## Task description
Below are the entries; output exactly the lines from the one containing "Enumerate this screenshot's" through the final line, inclusive.
========
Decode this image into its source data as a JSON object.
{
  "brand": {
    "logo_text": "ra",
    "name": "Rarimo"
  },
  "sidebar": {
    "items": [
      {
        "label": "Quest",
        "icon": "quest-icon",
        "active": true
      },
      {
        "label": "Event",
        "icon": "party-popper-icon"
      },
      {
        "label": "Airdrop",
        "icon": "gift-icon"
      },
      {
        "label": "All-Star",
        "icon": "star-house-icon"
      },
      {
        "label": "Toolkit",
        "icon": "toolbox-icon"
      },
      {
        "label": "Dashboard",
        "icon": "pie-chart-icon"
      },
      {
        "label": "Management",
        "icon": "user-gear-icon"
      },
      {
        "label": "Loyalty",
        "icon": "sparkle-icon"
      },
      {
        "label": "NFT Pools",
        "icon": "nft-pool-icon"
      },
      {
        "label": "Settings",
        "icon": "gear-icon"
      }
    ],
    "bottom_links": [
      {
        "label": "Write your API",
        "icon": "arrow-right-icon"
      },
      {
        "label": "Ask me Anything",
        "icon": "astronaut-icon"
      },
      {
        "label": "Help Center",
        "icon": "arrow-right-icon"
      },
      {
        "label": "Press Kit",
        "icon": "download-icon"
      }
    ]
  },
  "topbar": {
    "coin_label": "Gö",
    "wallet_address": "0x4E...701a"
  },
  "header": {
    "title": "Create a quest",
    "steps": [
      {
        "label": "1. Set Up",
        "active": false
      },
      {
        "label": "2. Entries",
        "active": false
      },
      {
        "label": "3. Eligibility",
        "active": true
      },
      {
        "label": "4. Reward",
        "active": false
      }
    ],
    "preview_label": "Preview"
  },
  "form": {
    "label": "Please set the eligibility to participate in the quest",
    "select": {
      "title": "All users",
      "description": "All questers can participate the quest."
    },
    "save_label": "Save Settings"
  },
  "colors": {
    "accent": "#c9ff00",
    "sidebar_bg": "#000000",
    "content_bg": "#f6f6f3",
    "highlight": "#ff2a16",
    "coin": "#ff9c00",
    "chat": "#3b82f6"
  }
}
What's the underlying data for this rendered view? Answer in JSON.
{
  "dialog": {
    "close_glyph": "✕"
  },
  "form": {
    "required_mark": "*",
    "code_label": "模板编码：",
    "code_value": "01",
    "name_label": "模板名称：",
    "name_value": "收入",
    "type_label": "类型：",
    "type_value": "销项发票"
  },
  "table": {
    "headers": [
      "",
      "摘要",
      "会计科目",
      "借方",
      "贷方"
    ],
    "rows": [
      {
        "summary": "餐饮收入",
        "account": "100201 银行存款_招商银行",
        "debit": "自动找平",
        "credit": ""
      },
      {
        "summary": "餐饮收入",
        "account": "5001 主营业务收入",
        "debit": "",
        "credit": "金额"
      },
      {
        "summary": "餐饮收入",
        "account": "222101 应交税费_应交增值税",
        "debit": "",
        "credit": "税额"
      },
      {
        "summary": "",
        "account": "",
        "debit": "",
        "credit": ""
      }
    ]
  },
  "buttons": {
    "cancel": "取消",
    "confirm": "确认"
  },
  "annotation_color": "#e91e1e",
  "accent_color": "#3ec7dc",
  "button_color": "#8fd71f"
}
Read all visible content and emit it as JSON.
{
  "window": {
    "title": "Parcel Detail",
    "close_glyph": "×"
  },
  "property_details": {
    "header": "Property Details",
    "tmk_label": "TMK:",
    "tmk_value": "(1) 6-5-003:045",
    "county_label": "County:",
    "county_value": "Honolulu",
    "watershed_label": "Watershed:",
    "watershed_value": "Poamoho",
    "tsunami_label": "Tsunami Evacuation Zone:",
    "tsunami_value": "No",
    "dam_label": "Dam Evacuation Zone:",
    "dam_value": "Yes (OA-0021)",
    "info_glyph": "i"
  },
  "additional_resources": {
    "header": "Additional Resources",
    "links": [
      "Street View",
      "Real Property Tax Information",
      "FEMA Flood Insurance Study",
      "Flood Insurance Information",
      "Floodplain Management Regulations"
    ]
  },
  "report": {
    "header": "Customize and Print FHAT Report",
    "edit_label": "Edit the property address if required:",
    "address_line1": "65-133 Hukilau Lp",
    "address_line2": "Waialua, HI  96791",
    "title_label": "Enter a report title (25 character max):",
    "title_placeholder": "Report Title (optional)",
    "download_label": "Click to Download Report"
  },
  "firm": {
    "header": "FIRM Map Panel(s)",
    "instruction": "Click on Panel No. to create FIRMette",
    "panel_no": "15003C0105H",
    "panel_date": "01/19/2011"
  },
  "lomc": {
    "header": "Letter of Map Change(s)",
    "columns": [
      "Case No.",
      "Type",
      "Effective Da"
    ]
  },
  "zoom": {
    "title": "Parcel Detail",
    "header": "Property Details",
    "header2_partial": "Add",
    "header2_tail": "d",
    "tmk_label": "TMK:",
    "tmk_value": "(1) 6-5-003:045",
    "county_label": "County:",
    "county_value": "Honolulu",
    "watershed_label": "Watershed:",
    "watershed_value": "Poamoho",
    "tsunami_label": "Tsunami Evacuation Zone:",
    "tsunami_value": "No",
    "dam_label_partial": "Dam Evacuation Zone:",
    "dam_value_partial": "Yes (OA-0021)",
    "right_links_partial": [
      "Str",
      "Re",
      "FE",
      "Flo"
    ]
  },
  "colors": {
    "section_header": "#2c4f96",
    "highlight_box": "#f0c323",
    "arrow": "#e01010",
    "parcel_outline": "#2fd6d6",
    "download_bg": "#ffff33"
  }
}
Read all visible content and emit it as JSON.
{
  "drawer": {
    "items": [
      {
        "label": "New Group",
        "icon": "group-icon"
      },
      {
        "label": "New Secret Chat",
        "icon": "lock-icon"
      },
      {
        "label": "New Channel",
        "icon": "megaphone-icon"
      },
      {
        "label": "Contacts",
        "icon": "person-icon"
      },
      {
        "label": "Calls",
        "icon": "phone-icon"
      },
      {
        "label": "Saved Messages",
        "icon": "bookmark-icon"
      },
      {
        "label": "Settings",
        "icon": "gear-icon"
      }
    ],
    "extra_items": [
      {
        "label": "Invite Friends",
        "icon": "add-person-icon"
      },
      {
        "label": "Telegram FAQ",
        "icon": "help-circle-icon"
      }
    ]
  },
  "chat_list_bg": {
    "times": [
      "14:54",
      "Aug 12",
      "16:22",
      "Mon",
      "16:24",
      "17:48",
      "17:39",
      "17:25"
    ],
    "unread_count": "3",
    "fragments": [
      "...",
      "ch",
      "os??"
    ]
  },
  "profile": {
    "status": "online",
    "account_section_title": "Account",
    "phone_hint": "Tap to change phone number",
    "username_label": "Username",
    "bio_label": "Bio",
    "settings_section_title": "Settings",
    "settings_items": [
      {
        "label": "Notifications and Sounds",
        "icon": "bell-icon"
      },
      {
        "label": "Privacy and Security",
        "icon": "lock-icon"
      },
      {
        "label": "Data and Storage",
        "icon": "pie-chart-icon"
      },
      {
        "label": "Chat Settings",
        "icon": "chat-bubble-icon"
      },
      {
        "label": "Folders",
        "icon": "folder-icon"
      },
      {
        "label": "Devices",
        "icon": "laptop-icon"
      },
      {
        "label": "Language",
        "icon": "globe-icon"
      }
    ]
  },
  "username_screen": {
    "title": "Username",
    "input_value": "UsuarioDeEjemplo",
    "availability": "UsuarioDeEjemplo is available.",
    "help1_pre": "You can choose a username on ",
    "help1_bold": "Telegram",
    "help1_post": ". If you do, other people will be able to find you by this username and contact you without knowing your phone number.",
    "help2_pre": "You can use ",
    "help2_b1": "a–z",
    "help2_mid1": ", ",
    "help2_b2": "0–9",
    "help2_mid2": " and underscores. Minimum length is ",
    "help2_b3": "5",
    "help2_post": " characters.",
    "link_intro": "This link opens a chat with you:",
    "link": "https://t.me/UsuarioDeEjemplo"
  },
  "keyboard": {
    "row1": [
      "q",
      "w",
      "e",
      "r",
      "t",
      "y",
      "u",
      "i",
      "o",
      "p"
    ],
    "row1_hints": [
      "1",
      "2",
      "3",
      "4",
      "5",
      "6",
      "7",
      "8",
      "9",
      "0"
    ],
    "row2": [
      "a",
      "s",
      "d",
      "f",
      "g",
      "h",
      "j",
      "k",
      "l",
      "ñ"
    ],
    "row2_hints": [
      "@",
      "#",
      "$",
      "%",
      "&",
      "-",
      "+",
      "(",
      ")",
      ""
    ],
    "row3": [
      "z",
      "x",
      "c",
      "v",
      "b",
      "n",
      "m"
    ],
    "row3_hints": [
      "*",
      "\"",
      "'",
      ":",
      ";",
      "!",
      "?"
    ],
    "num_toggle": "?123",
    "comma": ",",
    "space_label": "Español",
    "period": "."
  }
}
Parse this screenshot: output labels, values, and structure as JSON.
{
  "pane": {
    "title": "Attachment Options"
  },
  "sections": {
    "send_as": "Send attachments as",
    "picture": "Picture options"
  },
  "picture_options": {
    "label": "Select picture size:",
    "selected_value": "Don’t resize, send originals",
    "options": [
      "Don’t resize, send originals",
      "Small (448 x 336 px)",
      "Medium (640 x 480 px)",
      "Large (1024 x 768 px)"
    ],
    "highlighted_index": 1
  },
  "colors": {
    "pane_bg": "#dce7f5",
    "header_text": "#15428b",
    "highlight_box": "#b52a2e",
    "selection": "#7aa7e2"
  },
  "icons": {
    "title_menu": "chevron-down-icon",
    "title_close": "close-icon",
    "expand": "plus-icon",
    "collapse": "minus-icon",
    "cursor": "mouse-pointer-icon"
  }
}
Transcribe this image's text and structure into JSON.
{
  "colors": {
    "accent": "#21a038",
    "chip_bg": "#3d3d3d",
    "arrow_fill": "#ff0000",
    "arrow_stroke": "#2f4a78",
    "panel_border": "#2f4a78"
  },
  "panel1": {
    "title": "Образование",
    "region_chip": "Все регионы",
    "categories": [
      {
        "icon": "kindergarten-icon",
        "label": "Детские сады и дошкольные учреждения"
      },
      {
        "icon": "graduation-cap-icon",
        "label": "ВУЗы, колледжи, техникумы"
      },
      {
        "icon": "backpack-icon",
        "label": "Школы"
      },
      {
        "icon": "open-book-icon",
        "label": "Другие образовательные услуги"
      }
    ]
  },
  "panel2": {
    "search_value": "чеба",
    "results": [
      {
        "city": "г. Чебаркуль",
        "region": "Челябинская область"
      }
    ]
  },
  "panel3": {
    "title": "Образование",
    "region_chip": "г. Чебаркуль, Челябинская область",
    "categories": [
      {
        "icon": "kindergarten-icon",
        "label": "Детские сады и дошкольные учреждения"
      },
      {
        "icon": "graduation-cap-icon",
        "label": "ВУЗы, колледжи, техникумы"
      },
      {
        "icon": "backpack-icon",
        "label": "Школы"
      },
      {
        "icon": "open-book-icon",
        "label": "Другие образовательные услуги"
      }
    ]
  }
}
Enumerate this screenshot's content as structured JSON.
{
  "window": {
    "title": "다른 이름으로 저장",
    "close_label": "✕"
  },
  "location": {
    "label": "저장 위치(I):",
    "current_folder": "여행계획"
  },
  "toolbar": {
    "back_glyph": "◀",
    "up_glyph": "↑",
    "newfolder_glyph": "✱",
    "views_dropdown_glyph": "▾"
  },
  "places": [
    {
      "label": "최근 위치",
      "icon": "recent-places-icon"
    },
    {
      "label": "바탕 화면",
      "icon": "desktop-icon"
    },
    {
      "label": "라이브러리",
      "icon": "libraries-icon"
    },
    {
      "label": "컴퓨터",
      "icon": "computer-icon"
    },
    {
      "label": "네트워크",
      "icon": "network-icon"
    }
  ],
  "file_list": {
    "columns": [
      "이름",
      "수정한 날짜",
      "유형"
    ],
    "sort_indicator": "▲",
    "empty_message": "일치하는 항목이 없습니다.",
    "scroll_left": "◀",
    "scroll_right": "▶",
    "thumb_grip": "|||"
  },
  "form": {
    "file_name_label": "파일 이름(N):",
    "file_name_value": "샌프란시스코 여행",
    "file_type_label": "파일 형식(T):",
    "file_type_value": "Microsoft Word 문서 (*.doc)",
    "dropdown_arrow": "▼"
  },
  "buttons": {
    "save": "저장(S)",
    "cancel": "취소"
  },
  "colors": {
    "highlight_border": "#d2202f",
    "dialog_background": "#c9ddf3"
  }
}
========
## Answer to this task
Enumerate this screenshot's content as structured JSON.
{
  "window": {
    "title": "다른 이름으로 저장",
    "close_label": "✕"
  },
  "location": {
    "label": "저장 위치(I):",
    "current_folder": "여행계획"
  },
  "toolbar": {
    "back_glyph": "◀",
    "up_glyph": "↑",
    "newfolder_glyph": "✱",
    "views_dropdown_glyph": "▾"
  },
  "places": [
    {
      "label": "최근 위치",
      "icon": "recent-places-icon"
    },
    {
      "label": "바탕 화면",
      "icon": "desktop-icon"
    },
    {
      "label": "라이브러리",
      "icon": "libraries-icon"
    },
    {
      "label": "컴퓨터",
      "icon": "computer-icon"
    },
    {
      "label": "네트워크",
      "icon": "network-icon"
    }
  ],
  "file_list": {
    "columns": [
      "이름",
      "수정한 날짜",
      "유형"
    ],
    "sort_indicator": "▲",
    "empty_message": "일치하는 항목이 없습니다.",
    "scroll_left": "◀",
    "scroll_right": "▶",
    "thumb_grip": "|||"
  },
  "form": {
    "file_name_label": "파일 이름(N):",
    "file_name_value": "샌프란시스코 여행",
    "file_type_label": "파일 형식(T):",
    "file_type_value": "Microsoft Word 문서 (*.doc)",
    "dropdown_arrow": "▼"
  },
  "buttons": {
    "save": "저장(S)",
    "cancel": "취소"
  },
  "colors": {
    "highlight_border": "#d2202f",
    "dialog_background": "#c9ddf3"
  }
}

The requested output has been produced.